Action item →
Your reply should be made up of every line in the records below that holds the string "image".

Start of Available data

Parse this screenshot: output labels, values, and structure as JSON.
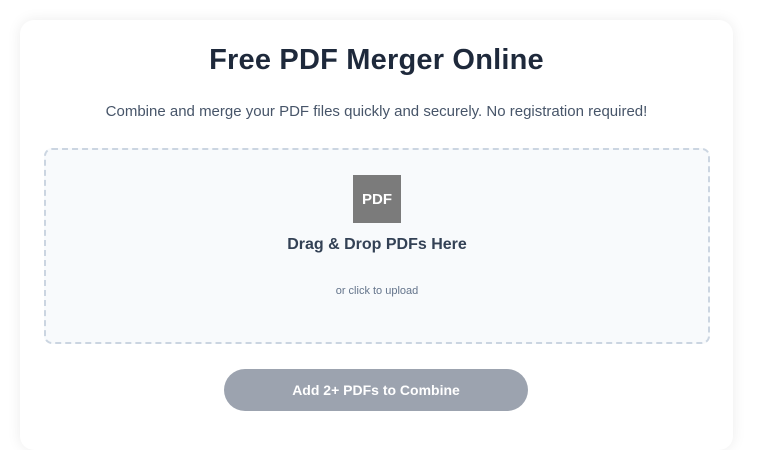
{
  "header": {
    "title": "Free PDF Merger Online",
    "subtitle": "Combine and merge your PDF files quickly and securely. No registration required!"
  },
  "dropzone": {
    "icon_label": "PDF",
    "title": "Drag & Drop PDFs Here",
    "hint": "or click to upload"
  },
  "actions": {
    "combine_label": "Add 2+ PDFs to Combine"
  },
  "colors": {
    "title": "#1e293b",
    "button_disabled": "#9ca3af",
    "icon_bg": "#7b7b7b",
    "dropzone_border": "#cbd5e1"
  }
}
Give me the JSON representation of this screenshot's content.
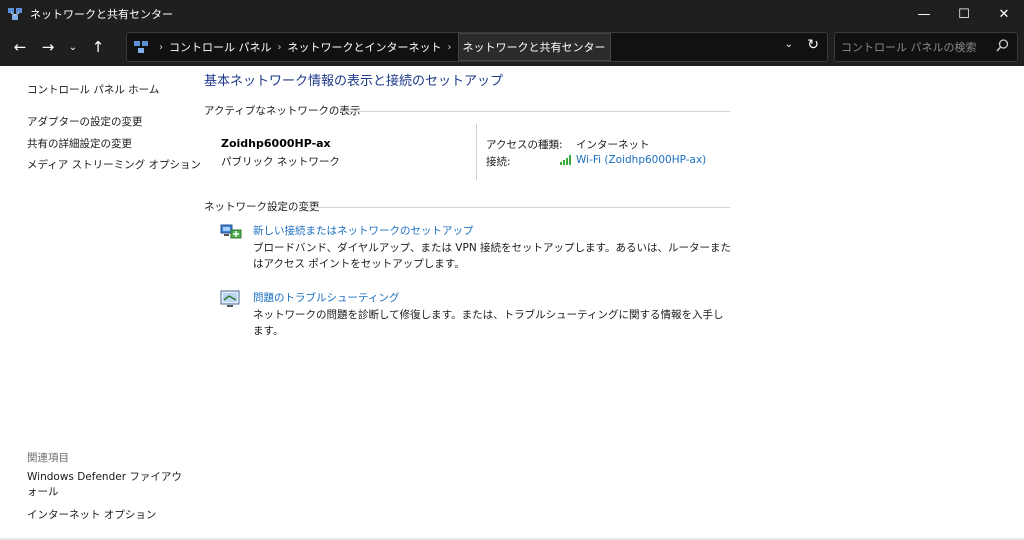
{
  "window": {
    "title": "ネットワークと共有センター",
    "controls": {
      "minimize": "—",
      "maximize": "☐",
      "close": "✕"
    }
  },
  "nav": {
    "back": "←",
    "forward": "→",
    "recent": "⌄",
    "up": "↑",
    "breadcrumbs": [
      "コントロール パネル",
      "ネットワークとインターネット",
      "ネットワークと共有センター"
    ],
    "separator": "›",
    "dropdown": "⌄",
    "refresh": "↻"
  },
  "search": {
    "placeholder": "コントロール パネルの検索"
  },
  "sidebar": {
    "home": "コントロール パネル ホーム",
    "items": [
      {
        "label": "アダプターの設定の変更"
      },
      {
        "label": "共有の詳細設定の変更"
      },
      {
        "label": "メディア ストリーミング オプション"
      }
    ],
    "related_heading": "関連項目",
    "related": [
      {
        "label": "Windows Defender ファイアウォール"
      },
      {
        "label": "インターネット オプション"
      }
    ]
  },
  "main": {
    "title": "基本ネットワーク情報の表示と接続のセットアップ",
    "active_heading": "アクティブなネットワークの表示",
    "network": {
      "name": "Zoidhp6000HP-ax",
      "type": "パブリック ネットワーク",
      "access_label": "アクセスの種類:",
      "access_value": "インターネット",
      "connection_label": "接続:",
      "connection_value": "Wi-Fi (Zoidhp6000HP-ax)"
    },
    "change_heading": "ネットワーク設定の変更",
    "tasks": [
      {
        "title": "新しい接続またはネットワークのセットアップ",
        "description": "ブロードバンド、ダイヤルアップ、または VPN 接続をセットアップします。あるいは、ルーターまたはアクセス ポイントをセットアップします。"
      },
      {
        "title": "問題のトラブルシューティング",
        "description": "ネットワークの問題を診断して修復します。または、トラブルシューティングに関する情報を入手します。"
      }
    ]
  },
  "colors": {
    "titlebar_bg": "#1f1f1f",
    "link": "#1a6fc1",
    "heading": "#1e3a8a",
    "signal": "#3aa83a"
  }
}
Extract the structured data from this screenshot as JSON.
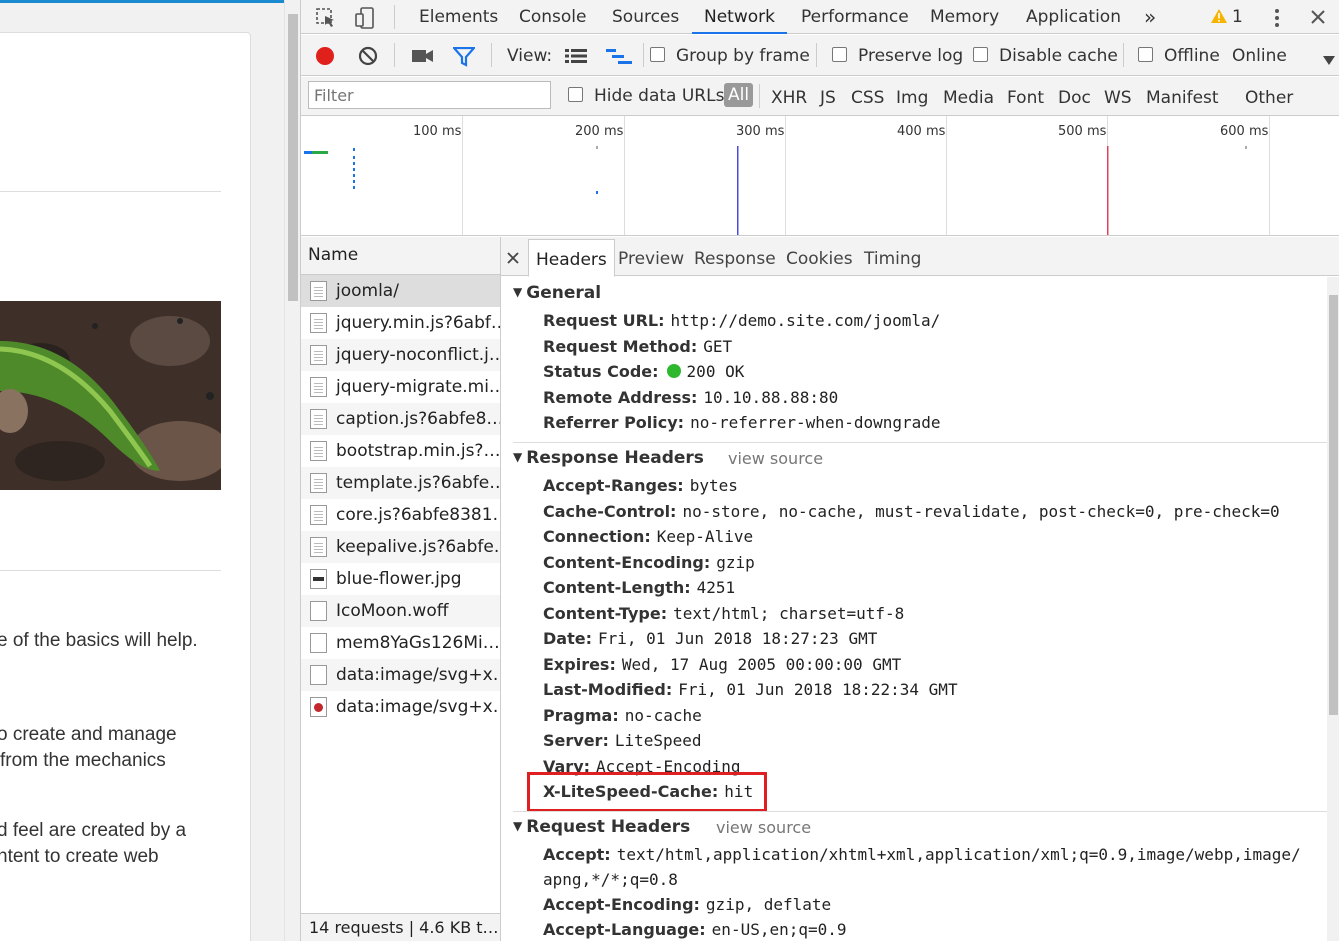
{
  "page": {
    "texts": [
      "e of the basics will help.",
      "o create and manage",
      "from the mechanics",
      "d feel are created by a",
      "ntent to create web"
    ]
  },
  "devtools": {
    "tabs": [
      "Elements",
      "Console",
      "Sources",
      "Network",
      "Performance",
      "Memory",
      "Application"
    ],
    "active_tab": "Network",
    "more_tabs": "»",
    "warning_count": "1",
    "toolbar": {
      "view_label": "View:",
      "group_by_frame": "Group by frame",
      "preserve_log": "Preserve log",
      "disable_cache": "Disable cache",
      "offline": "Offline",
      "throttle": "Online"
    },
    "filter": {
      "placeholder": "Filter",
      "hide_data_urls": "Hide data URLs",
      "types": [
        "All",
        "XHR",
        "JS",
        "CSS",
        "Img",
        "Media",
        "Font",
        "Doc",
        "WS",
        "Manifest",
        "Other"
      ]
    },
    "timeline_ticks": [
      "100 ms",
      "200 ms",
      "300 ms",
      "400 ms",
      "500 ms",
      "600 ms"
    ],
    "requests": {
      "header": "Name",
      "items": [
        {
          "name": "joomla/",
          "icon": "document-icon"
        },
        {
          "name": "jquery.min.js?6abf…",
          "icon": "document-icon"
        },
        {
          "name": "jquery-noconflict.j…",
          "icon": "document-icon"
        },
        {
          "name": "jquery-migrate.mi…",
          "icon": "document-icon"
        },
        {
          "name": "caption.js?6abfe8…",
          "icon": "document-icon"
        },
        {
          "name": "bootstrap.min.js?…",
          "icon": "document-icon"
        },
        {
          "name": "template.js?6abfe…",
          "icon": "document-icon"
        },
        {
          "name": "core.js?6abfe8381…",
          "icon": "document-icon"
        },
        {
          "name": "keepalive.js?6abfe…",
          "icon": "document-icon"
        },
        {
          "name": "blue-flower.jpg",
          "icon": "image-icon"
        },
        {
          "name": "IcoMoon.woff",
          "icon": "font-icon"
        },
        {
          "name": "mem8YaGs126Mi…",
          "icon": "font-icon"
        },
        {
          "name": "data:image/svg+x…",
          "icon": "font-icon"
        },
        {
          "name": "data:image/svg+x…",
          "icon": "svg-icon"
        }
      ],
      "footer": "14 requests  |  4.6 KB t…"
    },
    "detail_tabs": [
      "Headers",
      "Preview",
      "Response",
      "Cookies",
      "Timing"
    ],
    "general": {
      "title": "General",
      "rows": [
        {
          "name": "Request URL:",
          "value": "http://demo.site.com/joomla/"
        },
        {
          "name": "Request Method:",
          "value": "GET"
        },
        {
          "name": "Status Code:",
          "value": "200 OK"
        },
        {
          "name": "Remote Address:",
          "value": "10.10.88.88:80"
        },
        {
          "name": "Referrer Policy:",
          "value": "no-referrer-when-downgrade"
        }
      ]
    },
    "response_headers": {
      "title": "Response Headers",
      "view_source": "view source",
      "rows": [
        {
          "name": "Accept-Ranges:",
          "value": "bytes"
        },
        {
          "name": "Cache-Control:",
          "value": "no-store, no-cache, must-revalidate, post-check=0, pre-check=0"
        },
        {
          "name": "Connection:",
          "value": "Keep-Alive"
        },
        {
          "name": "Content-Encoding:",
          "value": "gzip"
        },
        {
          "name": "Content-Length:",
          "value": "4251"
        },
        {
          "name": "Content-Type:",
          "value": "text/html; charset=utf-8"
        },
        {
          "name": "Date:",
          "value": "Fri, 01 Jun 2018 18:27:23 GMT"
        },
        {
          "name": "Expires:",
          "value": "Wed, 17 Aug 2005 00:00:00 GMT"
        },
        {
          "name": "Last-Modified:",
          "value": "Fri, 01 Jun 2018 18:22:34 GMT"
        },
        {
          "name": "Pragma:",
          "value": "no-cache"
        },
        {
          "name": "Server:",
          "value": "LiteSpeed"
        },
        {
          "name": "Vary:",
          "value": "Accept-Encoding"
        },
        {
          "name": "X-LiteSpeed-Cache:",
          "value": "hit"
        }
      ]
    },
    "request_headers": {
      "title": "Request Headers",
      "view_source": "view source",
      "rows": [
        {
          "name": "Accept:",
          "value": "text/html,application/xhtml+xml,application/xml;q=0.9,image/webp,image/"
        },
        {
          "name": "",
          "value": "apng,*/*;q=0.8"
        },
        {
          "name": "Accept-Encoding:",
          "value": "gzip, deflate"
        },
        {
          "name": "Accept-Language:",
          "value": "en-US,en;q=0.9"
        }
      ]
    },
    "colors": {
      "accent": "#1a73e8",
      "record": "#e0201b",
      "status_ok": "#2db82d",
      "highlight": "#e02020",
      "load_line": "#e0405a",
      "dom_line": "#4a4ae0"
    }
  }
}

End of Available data

Response to this task →
          "icon": "image-icon"
          "name": "data:image/svg+x…",
          "name": "data:image/svg+x…",
          "value": "text/html,application/xhtml+xml,application/xml;q=0.9,image/webp,image/"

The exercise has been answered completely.